Thanks to social media and the Internet, everyone is a citizen journalist. The problem, though, is journalism requires proper training along with experience in the field. Regular folk, as well-intentioned as they may be, don’t have the same information resources as reporters on the ground and in a race to be first, they may often get it wrong. And then even the big news organizations can get it wrong.
Take the Tom Petty situation. Confusion about his condition on Sunday and Monday led to a premature announcement of his death. Once CBS New started spreading the news that Petty was dead, everyone started piling on, quoting each other on the same information, giving the appearance that the information was accurate. TMZ, Rolling Stone and many others were sucked into the vortex.
And that was just the untimely death of a rock star. The situation with the Las Vegas massacre is even more complex. Wired takes a look at how the bad information flows.
SUNDAY NIGHT, A gunman on the 32nd floor of the Mandalay Bay Resort and Casino in Las Vegas fired ammunition into a large crowd at a music concert adjacent to the hotel. At least 58 people were killed and more than 500 were wounded. The gunman, 64-year-old Stephen Paddock, was found dead when law enforcement entered his hotel room. That sums up most of what we know. Any information beyond that? Be very, very careful before you believe it.

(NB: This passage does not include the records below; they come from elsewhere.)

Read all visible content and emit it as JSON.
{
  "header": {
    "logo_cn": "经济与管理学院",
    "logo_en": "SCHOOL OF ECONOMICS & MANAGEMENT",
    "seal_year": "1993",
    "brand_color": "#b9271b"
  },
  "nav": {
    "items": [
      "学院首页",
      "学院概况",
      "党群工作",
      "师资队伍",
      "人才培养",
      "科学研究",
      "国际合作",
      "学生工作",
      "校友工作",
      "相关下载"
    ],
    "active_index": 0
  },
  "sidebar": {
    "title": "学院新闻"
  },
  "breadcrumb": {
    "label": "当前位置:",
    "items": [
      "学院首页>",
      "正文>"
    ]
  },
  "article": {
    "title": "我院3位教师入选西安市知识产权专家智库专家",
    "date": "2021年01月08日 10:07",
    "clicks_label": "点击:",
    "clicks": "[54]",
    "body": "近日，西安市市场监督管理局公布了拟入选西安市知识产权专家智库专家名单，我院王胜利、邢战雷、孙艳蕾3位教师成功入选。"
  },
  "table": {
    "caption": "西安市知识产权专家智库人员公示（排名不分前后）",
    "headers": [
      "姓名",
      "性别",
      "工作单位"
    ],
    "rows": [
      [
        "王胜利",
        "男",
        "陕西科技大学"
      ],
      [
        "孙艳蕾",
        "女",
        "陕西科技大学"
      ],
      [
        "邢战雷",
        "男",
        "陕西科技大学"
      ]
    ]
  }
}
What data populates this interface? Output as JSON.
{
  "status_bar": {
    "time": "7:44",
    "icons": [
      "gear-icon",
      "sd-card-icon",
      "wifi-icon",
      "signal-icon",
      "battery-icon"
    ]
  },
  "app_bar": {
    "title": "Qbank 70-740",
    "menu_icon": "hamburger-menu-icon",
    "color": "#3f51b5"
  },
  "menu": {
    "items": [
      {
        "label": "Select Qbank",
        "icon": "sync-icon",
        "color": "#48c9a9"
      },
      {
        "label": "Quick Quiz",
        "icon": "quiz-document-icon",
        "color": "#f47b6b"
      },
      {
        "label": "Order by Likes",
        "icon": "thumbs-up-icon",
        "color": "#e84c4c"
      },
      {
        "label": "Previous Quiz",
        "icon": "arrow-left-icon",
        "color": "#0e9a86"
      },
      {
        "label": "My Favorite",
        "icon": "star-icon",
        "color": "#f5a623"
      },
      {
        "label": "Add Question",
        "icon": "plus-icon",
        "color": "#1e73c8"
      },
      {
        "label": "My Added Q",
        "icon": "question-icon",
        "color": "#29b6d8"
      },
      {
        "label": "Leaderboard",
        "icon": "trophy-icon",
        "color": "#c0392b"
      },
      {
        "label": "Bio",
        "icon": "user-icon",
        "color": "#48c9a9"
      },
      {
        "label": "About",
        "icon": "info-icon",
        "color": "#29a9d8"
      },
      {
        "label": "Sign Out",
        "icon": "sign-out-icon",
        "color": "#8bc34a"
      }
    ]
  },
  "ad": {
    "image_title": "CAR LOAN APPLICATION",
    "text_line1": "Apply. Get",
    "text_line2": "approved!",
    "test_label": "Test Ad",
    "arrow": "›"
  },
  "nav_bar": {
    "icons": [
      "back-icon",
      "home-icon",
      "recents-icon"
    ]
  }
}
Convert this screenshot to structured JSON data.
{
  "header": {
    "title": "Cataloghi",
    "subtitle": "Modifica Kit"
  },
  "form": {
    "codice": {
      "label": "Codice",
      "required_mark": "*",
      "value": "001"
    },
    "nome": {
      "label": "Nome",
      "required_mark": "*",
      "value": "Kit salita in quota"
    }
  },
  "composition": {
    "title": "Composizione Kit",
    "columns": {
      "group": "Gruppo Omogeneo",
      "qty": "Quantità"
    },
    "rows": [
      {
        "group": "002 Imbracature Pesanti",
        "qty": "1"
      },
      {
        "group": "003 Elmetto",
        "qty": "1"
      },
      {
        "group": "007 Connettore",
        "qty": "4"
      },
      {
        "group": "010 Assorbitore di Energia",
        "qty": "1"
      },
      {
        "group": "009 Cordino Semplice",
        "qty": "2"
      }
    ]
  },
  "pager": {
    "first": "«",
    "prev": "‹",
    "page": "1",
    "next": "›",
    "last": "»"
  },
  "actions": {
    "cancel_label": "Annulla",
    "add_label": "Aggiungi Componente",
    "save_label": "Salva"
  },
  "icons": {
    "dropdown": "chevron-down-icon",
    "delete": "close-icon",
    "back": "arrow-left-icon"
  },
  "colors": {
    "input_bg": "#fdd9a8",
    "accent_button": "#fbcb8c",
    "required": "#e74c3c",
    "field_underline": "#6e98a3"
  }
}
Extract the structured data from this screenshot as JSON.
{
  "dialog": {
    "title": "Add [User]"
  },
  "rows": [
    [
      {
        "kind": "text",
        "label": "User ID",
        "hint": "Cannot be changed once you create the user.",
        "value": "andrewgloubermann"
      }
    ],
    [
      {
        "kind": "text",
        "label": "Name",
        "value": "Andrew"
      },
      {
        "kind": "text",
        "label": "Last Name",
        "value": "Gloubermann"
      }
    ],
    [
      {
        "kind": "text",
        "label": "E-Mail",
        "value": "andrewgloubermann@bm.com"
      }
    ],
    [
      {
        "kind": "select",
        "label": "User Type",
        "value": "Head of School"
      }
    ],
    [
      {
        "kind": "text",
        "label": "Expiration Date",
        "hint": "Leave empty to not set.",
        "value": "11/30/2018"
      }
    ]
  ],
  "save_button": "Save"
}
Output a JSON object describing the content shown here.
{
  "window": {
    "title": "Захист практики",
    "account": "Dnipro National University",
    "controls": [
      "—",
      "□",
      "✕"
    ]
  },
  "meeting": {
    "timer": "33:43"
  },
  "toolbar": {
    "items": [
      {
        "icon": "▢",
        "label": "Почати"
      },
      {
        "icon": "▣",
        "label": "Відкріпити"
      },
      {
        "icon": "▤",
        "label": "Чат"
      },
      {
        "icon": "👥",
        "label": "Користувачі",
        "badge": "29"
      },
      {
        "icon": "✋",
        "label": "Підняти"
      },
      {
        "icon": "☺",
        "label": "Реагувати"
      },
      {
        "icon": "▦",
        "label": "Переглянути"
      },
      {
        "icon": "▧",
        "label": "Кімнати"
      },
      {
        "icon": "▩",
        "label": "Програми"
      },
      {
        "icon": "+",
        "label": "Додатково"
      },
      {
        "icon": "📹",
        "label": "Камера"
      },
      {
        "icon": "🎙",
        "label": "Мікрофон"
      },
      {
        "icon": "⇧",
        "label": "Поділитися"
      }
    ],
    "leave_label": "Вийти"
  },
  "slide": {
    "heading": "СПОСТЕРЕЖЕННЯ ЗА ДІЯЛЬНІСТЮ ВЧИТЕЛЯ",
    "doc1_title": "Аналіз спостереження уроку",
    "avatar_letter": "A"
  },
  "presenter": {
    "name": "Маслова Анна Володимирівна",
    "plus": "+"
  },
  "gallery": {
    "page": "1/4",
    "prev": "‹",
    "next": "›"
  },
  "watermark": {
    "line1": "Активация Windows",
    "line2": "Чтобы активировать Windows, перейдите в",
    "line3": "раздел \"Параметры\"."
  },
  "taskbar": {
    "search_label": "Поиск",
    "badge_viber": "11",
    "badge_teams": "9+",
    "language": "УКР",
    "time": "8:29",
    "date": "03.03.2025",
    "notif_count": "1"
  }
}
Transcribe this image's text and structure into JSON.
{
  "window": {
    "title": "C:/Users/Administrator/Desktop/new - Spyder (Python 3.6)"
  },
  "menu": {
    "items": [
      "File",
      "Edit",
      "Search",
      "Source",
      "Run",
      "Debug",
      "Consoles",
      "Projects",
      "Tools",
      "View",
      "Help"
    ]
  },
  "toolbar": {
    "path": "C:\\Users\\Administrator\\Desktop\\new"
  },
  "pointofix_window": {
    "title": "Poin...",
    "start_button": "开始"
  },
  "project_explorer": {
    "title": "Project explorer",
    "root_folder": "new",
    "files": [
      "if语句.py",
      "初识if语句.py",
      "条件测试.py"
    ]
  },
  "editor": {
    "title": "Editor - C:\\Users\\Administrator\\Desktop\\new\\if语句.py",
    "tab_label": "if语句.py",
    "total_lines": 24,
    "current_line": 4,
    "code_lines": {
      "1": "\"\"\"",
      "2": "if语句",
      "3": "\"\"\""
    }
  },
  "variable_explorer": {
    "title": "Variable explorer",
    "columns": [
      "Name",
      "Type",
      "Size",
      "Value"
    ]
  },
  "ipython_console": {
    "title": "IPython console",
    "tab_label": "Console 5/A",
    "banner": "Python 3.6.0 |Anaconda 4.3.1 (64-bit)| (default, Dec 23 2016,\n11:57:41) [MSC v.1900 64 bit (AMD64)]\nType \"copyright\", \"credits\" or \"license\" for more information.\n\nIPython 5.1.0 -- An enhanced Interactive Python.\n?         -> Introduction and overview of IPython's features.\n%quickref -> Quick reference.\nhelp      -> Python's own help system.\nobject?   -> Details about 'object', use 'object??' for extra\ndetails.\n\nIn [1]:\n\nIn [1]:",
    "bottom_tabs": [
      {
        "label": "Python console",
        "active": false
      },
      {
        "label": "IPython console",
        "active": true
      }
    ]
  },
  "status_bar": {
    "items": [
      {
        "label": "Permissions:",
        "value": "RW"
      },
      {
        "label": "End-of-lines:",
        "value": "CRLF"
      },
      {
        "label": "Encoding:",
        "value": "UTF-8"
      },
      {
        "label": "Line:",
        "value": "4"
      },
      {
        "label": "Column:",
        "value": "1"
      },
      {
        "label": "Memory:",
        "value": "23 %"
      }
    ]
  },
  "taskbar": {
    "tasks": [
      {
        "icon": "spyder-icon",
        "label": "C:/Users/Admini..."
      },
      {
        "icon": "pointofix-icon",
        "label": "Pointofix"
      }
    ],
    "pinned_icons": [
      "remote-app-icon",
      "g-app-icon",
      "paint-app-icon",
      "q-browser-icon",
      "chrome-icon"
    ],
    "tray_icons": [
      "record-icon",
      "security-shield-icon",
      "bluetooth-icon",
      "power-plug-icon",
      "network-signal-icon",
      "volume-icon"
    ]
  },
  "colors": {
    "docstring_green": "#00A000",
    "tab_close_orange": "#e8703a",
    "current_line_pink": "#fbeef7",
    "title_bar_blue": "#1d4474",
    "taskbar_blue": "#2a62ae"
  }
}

It’s an unfortunate reality that every tragedy breeds not just misunderstandings but outright conspiracies and lies. This has always been true, a collision of imperfect information and the impulse to rationalize, to make the previously unthinkable square with what we thought we knew about the world.
You could see it in the aftermath of the Boston Marathon bombing, when Reddit wrongly identified college student Sunil Tripathi as one of the attackers. You could see it during and after Hurricane Sandy upended New York, when Photoshopped images of sharks and a doctored shot of a scuba diver underwater in the Times Square subway station consumed Twitter.
And you can see it unfolding now, just hours after the Las Vegas shooting.
Read more here.
Be very, very careful. Conspiracy theorists are already all over this (“False flag!” “Government-sponsored attack on the Second Amendment!” “There were multiple shooters!”), while hoaxes abound (“Here’s Stephen Paddock’s secret social media account!”).
Patience, people. It’s more important to be right than first. Meanwhile, here are a few stats on US gun ownership.